The restitution of conjugal rights is often regarded as a matrimonial remedy. As understood, the restitution of conjugal rights is a part of the personal laws of the individual, thus it is guided by ideals such as religion, tradition, and custom. A very important feature of restitution of conjugal rights to be emphasized is that it is a remedy aimed at preserving the marriage and not disrupting it, as in the case of divorce or judicial separation. So the remedy of restitution of conjugal rights tries to promote reconciliation between the parties and maintenance of matrimonial life. It tries to protect the society from denigrating. But the final decision is that of the parties whether or not to obey the decree of restitution of conjugal rights and continue with the matrimony.
The fact is that the legal system considers marriage to be a contract between two consenting individuals who undertake to fulfil certain obligations towards each other. So in fact, a suit for the restitution of conjugal rights seems to be analogous, although different, to the enforcement of a contract made between two consenting persons with respect to certain obligations.

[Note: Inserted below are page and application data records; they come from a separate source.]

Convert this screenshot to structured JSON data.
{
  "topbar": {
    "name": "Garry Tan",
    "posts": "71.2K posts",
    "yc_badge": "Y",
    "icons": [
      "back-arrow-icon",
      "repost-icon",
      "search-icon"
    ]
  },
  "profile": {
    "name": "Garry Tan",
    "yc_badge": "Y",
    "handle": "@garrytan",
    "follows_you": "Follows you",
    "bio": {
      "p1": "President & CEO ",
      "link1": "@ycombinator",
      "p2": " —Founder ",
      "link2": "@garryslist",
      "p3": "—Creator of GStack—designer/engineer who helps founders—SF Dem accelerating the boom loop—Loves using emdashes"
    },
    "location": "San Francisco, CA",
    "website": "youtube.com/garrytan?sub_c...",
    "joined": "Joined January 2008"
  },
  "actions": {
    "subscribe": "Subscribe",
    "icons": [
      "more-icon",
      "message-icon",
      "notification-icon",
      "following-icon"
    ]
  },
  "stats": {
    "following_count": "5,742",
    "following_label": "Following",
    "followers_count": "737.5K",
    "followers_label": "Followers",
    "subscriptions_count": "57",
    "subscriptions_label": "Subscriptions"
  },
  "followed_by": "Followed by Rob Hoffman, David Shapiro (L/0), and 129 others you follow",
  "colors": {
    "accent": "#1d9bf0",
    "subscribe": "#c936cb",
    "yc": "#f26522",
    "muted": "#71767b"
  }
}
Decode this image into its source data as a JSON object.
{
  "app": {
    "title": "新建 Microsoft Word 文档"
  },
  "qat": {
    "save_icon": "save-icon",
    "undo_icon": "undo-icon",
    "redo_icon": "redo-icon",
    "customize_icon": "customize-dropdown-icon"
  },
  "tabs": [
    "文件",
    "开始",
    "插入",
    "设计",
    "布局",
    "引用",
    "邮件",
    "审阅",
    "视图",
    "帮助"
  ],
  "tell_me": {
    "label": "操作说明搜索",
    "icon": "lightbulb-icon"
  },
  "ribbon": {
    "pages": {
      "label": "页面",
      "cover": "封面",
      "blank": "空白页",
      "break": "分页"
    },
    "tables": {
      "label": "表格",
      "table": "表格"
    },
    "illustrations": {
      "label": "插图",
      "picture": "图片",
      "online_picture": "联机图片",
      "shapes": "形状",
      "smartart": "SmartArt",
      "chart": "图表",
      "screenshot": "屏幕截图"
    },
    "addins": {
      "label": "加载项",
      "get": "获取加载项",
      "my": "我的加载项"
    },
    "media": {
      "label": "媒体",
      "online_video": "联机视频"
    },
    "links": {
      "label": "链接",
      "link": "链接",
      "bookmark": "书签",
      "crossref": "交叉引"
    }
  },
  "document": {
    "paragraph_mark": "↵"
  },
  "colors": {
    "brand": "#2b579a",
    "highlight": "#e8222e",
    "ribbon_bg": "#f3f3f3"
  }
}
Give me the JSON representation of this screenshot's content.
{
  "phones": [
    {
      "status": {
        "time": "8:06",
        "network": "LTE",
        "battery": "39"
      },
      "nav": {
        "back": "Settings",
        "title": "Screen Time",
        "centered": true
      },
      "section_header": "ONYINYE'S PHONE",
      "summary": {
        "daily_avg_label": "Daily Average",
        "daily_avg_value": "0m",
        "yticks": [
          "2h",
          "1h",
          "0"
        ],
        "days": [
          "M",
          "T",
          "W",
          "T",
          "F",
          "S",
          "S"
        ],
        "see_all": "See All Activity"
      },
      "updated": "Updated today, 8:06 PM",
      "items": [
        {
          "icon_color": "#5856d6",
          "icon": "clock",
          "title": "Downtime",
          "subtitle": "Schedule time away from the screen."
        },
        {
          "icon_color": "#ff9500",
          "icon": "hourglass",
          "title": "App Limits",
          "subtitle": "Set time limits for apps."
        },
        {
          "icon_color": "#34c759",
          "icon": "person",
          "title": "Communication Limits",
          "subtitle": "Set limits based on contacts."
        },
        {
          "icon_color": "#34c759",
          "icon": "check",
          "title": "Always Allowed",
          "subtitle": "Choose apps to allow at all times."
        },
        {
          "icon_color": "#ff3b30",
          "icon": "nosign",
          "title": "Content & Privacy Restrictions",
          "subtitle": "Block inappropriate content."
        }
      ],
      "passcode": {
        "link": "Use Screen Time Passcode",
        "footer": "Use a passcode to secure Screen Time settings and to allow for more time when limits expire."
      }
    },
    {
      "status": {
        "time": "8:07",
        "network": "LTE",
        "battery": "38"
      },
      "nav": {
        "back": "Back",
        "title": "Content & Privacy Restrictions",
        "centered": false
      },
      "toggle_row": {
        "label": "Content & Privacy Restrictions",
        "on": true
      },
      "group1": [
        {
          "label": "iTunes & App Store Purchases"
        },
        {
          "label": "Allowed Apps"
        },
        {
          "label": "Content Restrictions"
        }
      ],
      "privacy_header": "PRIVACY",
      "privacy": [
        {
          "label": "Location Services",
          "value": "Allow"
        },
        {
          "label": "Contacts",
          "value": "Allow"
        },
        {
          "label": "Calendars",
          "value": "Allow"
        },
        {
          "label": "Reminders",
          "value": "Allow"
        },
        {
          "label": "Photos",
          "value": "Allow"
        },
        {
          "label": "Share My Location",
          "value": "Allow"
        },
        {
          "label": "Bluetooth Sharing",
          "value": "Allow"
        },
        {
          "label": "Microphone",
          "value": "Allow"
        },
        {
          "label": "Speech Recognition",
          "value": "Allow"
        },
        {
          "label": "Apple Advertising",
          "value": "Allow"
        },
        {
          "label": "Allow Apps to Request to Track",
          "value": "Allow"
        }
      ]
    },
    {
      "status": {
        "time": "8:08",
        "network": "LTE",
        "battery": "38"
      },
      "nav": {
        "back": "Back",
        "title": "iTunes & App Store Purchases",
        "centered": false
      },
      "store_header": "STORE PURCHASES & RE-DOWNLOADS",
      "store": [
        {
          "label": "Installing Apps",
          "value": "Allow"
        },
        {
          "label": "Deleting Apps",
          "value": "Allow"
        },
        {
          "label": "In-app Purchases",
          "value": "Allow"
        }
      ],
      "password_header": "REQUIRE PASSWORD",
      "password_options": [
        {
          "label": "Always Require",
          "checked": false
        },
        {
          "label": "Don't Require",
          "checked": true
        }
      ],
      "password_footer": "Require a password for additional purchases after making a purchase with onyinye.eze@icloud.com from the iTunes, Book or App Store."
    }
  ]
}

Contracts between two individuals with no contact other than business can’t be enforced by law as the court cannot force them to work together against their will nor can it supervise adherence. One wonders how one can defend the enforcement of a marriage contract, and the obligations of each party thereunder, which not only involves two individuals working with each other but also spending their lives in support of each other.
The concept of ‘master and servant’ may provide a partial answer, as in such a situation, one of the parties usually wants to escape contract, and therefore, the two parties cannot be forced to work together. However, a case of restitution of conjugal rights results when neither party wants to end the marriage contract, yet one or both parties refuse to adhere to the terms of the same. For example, a wife may claim maintenance under the contract, yet not undertake her own responsibilities as per the agreement. Similarly, a man may want the return of his wife to the home but is still not willing to fulfil the rest of his obligations as envisaged in the contract.
In such a situation, the suit envisions that both parties must fulfil their obligations under the marriage contract, unless they are pursuing the remedy of dissolving or annulling the contract via various modes present in the law itself. However, much like personal service contracts, adherence to a marriage contract cannot be effectively ensured via supervision by the courts. Hence, the question of whether the court should have the authority to interfere in such matters remains a valid concern.
The courts tend to protect the rights of women, by laying limitation on the misuses of restitution of conjugal right by husbands, and although the courts generally lean in favor of wives, the abuse of this right by husbands in cases where wives press for dissolution create hardship for the wives and burden on the judiciary.
The views expressed in this article are those of the author and do not necessarily represent the views of CourtingTheLaw.com or any other organization with which she might be associated.